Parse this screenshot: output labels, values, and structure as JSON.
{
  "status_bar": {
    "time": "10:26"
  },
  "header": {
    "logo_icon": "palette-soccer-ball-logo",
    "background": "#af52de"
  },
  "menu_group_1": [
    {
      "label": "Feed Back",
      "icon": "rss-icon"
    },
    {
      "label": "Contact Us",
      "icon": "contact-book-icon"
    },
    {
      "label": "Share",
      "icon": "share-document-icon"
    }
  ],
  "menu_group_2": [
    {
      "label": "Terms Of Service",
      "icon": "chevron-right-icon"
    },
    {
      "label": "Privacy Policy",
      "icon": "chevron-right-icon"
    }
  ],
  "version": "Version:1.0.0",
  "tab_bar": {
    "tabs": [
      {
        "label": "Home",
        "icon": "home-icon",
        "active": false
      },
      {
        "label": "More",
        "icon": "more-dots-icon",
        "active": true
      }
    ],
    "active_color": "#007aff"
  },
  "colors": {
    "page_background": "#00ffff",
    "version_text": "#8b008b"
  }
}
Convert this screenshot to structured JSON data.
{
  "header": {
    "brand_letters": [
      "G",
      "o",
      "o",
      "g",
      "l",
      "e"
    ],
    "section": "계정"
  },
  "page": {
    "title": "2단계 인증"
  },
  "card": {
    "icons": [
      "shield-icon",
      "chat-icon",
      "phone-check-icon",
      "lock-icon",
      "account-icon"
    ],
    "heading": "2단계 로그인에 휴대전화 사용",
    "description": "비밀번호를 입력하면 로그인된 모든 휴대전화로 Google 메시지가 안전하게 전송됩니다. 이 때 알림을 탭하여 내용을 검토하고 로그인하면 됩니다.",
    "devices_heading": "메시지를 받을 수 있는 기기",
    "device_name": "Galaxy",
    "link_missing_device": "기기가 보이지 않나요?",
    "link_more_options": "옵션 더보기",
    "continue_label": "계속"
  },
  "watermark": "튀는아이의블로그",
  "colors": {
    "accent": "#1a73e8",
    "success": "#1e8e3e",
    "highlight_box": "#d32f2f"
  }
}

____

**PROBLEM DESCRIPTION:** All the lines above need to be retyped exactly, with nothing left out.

**EXERCISE SOLUTION:**
Parse this screenshot: output labels, values, and structure as JSON.
{
  "status_bar": {
    "time": "10:26"
  },
  "header": {
    "logo_icon": "palette-soccer-ball-logo",
    "background": "#af52de"
  },
  "menu_group_1": [
    {
      "label": "Feed Back",
      "icon": "rss-icon"
    },
    {
      "label": "Contact Us",
      "icon": "contact-book-icon"
    },
    {
      "label": "Share",
      "icon": "share-document-icon"
    }
  ],
  "menu_group_2": [
    {
      "label": "Terms Of Service",
      "icon": "chevron-right-icon"
    },
    {
      "label": "Privacy Policy",
      "icon": "chevron-right-icon"
    }
  ],
  "version": "Version:1.0.0",
  "tab_bar": {
    "tabs": [
      {
        "label": "Home",
        "icon": "home-icon",
        "active": false
      },
      {
        "label": "More",
        "icon": "more-dots-icon",
        "active": true
      }
    ],
    "active_color": "#007aff"
  },
  "colors": {
    "page_background": "#00ffff",
    "version_text": "#8b008b"
  }
}
Convert this screenshot to structured JSON data.
{
  "header": {
    "brand_letters": [
      "G",
      "o",
      "o",
      "g",
      "l",
      "e"
    ],
    "section": "계정"
  },
  "page": {
    "title": "2단계 인증"
  },
  "card": {
    "icons": [
      "shield-icon",
      "chat-icon",
      "phone-check-icon",
      "lock-icon",
      "account-icon"
    ],
    "heading": "2단계 로그인에 휴대전화 사용",
    "description": "비밀번호를 입력하면 로그인된 모든 휴대전화로 Google 메시지가 안전하게 전송됩니다. 이 때 알림을 탭하여 내용을 검토하고 로그인하면 됩니다.",
    "devices_heading": "메시지를 받을 수 있는 기기",
    "device_name": "Galaxy",
    "link_missing_device": "기기가 보이지 않나요?",
    "link_more_options": "옵션 더보기",
    "continue_label": "계속"
  },
  "watermark": "튀는아이의블로그",
  "colors": {
    "accent": "#1a73e8",
    "success": "#1e8e3e",
    "highlight_box": "#d32f2f"
  }
}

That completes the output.